>>>>

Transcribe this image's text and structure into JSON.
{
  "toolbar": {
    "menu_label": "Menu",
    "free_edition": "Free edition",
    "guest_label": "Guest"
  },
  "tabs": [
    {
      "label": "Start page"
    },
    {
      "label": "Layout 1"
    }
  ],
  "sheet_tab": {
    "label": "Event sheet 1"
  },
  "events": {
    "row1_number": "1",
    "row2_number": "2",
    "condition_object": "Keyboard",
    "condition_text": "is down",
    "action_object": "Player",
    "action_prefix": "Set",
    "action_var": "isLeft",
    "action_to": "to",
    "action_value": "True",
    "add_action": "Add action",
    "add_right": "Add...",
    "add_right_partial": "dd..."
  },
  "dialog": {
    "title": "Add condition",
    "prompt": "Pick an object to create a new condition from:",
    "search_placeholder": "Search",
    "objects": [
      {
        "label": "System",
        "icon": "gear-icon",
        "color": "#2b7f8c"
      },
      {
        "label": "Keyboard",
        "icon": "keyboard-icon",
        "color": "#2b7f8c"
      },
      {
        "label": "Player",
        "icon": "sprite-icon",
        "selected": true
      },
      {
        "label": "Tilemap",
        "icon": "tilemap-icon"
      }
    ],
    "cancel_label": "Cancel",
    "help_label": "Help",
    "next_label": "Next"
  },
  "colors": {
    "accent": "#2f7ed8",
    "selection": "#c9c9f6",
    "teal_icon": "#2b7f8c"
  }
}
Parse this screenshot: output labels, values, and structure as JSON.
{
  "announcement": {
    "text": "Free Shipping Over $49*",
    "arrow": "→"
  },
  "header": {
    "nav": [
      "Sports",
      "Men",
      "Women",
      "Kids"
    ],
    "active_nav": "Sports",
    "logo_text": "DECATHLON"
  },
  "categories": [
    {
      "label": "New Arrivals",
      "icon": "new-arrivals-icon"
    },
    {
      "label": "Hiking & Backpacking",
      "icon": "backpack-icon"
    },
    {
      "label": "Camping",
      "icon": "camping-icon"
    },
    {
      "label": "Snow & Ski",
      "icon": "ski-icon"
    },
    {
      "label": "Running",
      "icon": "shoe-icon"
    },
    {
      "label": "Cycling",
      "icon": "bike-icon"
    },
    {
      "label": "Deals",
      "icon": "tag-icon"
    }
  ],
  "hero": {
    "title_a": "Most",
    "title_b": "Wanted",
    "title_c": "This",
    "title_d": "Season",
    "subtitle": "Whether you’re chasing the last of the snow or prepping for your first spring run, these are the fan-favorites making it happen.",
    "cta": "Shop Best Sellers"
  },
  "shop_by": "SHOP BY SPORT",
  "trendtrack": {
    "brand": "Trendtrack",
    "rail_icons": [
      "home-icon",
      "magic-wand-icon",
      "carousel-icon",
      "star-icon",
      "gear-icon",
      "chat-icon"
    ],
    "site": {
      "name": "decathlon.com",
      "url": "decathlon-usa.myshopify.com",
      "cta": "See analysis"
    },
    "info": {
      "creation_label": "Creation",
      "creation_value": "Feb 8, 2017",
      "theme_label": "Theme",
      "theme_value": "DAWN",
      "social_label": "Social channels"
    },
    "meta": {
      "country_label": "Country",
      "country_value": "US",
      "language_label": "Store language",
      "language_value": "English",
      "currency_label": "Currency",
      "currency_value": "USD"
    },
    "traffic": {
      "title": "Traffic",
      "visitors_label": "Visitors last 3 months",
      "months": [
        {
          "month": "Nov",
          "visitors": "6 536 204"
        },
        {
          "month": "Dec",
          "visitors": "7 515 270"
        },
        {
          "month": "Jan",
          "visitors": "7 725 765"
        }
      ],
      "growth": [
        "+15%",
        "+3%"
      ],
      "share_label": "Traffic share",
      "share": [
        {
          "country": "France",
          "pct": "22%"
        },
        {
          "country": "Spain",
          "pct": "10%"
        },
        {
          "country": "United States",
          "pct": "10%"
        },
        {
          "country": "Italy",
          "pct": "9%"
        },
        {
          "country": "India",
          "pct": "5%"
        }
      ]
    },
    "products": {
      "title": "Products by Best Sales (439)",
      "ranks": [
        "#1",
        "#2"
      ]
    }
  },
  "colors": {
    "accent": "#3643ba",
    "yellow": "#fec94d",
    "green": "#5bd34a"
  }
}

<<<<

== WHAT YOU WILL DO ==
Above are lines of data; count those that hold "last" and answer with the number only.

== SOLUTION FOR THIS TASK ==
2